Underwhelmed by Mage Knight

We tried out Mage Knight on Saturday and my intent was positive, firing off a few tweets during set up and explanation. It went really quiet after that, though.

The board of Mage Knight towards the end of the game, with most of the map discovered

This is because I got disenchanted really quickly. Even before the end of the first day (half a round) I had just discarded a hand of cards in disillusionment hoping for something useful to come up. That is not a good sign.

As I was stuck behind other players, I had few chances of actually scoring or leveling up, and there were a few turns I was just marching and countermarching, not doing anything.

The complexity of the game is high, with lots of different mechanisms interacting. More than once, actions we'd been planning for a turn had to be revised because we'd overlooked a bit of detail. For example, every terrain type (keep, tower, monastry, questing location) has half a page of stuff you need to know first, and it's not intuitive.

It just grinds the whole thing down. And half of it is not essential to the game. The evil track doesn't affect the game much, so why include it? The game also makes an accounting exercise of something that should be exciting and risky.

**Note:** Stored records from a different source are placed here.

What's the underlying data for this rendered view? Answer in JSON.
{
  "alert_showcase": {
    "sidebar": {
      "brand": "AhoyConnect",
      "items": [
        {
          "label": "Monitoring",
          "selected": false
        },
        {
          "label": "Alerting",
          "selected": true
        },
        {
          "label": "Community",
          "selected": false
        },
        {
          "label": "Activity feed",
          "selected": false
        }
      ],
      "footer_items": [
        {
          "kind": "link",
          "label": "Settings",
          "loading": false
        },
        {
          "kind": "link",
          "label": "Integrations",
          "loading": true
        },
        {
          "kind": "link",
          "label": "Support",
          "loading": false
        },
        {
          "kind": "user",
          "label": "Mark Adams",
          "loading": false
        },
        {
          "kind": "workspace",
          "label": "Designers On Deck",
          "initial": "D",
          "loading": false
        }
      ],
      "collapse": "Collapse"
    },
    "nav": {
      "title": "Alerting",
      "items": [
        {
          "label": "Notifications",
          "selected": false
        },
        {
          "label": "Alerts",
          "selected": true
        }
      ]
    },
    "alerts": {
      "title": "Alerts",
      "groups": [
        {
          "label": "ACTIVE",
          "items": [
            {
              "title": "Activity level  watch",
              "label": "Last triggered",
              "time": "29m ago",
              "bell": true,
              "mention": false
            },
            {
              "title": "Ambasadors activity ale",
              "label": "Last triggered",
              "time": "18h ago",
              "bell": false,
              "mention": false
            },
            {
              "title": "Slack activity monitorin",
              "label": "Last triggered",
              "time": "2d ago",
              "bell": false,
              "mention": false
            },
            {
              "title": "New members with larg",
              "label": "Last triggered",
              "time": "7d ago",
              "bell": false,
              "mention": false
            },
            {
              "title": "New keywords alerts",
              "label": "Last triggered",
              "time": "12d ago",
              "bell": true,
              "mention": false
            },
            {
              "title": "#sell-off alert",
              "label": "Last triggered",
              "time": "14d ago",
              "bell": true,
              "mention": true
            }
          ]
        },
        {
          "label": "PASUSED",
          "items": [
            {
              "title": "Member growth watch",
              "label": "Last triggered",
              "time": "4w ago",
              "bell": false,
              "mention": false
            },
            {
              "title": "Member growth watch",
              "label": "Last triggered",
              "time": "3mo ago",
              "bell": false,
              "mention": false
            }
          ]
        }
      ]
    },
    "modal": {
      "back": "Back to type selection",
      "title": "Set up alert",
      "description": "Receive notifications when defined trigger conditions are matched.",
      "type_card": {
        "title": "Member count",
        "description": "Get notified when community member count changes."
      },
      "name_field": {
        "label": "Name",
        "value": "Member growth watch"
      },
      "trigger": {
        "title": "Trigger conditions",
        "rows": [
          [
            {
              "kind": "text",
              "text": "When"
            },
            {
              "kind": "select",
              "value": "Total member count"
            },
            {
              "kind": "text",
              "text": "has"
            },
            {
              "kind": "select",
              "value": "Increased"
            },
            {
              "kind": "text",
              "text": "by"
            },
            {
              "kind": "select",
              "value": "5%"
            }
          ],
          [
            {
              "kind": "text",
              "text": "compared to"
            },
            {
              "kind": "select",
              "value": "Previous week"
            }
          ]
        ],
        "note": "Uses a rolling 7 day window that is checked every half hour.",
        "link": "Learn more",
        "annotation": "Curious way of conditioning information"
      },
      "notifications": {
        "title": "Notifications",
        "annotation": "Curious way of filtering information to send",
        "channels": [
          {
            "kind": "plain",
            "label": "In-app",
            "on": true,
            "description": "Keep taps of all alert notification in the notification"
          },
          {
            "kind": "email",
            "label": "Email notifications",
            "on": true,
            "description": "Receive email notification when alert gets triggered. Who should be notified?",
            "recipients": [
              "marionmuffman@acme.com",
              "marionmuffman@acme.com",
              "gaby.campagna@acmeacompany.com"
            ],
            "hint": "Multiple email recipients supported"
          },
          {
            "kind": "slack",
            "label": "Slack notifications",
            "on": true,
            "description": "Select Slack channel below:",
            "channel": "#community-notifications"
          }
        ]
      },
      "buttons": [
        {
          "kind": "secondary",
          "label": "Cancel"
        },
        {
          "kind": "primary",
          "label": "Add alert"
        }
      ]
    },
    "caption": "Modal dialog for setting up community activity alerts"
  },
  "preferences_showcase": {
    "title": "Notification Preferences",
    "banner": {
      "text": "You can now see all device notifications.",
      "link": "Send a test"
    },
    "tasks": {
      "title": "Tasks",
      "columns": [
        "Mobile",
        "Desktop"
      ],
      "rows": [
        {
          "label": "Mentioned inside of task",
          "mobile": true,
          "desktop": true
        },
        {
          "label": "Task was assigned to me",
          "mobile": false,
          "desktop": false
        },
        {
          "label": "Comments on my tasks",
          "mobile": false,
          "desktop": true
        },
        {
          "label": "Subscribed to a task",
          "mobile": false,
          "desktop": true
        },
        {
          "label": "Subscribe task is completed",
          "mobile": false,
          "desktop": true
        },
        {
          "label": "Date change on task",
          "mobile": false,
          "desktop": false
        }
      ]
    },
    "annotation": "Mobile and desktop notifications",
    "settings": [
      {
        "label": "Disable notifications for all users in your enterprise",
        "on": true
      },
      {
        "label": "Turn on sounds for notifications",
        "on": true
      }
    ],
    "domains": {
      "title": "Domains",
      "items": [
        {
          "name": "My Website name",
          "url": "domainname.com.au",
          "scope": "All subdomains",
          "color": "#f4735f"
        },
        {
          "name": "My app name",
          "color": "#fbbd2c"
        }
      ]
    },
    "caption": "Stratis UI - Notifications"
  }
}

This is a thing I've noticed about other games by Vlaada Chvatil, Dungeon Lord and Stronghold. It takes very interesting themes and then harnesses them into euro mechanisms. Like Dungeon Lord, Mage Knight is essentially a multiplayer solo experience. Mostly it's getting somewhere before another player. Attacking other players doesn't gain you much. For me it was a long, boring grind which made me weep deep down inside.

But there was real bad news that night from a few of the other players in our group. It puts gaming (and blogging) back in perspective.

Take care guys. Our thoughts are with you.


  1. Never played it and on the basis of your review I never will! I hate wasted evenings like that.

    1. I must say I was surprised at how badly I took it, but I think the gut feeling was right. I have no problem with complex rules, if they give me a better and more fulfilling game. But I couldn't see the point of much of the complexity here.

      Strangely, I'm willing to give this one another go. Just to make sure it wasn't just me having a bad day.

      And obviously euro gamers who love earlier games of Vlaada Chvatil will find their cups filled to the brim with this one.

  2. This comment has been removed by the author.

  3. I love complexity in wargaming but for boardgames I have a cap. Talisman is about as complex as I like a game to get.
    Part of wargaming, for me, is browsing through the books figuring out the rules. It is the same mechanic with which I take time for the library every now and then: I walk in and just pick out a stack of books on roughly the same subject and start reading, trying to connect the dots. In boardgames I guess I'm more drawn to Talisman level complexity.

    1. Well, I don't mind this level of complexity. Starcraft or Descent are at about the same level of complexity, but they are less about accounting and optimising. They are about fighting battles and slaying monsters. They have interaction and risk and you always have something to do.

      Many of the GW miniature games may be simpler games in principle, but require that you also digest a number of army books or codexes so you know what special abilities you and your opponents can bring to the table.


I appreciate comments. Let me know what you think!